▶ **Your objective**
Go through the data and retrieve each line that includes the string "title".

Collection entries:
Start of Block

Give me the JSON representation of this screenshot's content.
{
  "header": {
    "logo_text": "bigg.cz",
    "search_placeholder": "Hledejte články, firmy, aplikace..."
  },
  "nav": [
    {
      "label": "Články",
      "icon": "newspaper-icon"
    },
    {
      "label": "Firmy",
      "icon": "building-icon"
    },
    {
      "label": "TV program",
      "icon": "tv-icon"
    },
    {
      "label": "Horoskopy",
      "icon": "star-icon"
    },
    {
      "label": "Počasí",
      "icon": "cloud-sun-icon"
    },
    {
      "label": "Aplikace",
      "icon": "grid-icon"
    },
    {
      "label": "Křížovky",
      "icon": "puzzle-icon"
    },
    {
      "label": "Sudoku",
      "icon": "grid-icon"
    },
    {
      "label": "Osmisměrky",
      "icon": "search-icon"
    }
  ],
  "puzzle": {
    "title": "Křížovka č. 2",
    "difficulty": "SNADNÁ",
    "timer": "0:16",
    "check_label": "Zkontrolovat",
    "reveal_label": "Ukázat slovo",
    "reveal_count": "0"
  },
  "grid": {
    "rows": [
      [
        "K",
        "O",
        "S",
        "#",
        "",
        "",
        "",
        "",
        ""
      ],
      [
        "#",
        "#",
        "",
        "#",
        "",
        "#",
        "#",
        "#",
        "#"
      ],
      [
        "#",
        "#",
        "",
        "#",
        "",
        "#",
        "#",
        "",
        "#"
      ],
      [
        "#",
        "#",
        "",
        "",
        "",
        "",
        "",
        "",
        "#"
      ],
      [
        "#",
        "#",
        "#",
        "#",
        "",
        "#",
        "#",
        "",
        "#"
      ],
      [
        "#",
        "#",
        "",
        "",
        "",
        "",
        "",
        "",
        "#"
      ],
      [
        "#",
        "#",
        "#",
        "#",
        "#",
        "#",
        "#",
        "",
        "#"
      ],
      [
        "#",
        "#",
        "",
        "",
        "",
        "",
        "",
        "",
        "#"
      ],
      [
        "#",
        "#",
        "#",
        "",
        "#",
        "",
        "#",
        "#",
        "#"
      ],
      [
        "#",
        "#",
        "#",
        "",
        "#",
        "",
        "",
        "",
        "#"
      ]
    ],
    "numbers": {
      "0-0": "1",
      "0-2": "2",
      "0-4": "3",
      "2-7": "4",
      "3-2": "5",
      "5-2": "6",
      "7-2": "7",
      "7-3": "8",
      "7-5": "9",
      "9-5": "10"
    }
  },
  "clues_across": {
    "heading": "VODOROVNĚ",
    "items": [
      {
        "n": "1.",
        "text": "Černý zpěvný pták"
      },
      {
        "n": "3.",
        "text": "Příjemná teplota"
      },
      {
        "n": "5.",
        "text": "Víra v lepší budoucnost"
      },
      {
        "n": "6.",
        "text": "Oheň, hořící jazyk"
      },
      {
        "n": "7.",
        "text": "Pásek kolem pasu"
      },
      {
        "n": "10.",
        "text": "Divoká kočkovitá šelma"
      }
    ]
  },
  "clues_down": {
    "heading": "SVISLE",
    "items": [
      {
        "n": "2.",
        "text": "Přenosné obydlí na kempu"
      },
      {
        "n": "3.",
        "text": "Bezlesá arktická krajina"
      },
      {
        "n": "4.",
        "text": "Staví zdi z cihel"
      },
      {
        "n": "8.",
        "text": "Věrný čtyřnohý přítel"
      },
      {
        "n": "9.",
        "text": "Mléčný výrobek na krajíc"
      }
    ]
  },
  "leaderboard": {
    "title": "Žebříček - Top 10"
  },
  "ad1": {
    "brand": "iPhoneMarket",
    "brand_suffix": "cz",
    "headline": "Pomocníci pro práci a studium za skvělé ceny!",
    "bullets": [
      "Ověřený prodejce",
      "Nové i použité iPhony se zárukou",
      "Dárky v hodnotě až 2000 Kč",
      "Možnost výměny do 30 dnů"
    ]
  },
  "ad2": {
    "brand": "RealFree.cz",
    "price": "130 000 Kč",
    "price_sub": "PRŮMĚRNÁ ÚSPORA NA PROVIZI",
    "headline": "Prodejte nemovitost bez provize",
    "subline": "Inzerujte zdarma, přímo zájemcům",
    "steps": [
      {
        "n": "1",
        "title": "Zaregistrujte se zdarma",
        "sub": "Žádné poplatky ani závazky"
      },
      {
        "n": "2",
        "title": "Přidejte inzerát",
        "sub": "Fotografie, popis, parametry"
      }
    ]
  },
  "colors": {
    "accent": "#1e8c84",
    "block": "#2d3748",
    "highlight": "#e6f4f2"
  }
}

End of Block

▶ **Task answer**
    "title": "Křížovka č. 2",
    "title": "Žebříček - Top 10"
        "title": "Zaregistrujte se zdarma",
        "title": "Přidejte inzerát",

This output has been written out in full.